The Muslim Butcher
- About the Book
Several decades after the Korean War, the unnamed narrator, an orphan in his early teens, is taken in by an aged Turk, a veteran of the Korean War. Uncle Hassan makes a living as a butcher in a Seoul slum. The narrator is a precocious, troubled boy, who wonders who his parents are, why they abandoned him, what life is all about. In this neighborhood, the narrator befriends a number of people, all poor and downtrodden—Dickensian characters including a caring aunt, a Greek veteran who is a compulsive liar, a sensitive stammering boy, a talkative smart aleck, a war veteran who lost his memory during the war, and a drunken locksmith. As the narrator gets to know them, he finds his path, realizing what human community is all about and what love means.

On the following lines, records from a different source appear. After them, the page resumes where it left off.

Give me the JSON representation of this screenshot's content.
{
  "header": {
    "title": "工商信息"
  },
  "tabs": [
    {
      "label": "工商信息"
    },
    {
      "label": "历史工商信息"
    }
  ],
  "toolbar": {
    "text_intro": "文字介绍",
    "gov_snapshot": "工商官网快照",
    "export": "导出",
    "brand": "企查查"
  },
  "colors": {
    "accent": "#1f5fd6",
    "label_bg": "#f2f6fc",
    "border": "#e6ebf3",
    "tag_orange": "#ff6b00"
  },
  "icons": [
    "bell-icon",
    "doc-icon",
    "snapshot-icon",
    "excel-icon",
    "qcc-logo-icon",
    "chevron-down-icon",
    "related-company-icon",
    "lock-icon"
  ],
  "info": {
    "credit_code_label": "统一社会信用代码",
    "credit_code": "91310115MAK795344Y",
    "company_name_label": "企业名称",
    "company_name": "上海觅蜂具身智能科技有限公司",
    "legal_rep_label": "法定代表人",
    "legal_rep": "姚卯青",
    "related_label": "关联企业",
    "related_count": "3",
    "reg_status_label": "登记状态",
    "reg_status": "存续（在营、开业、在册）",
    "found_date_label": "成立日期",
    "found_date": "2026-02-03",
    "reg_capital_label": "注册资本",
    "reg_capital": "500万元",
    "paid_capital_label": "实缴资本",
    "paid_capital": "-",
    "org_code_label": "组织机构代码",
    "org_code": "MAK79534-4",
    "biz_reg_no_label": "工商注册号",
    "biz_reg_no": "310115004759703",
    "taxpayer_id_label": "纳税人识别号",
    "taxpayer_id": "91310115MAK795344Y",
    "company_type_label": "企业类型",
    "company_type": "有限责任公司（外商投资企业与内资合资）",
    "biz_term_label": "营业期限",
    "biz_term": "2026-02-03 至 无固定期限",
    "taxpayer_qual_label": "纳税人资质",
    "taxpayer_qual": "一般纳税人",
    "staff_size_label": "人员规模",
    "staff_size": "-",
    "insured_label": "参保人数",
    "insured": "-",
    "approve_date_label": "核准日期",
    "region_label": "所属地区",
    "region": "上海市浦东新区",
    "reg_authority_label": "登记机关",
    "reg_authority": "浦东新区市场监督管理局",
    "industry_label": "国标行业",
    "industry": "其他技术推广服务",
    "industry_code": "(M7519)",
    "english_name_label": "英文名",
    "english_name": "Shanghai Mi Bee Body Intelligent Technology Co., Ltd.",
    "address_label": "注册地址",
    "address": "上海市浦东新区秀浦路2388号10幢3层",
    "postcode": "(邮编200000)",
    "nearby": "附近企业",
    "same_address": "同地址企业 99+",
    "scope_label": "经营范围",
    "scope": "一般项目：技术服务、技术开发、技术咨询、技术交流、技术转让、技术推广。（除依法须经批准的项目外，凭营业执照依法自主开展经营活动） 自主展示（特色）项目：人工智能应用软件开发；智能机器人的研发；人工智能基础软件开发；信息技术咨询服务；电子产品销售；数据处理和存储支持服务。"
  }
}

Although the narrator recounts the story in his adulthood, he employs the child’s point of view as he humorously grapples with the hypocrisy of grown-ups, racism, prejudices against the poor and different religions, and most of all, the meaning of fighting another nation’s war and its aftermath. He also ponders linguistic riches and limitations through Yujong, a stammering boy who claims to understand animal language and aspires to grow up to be a novelist. The novel begins with “my adoptive father’s blood flows in my body” and ends with an echo, “my adoptive father’s blood is still flowing in my body.” In between, the narrator, lost and hurt, is healed by the flawed but sympathetic characters. At one point, he makes up his mind “to adopt the world.”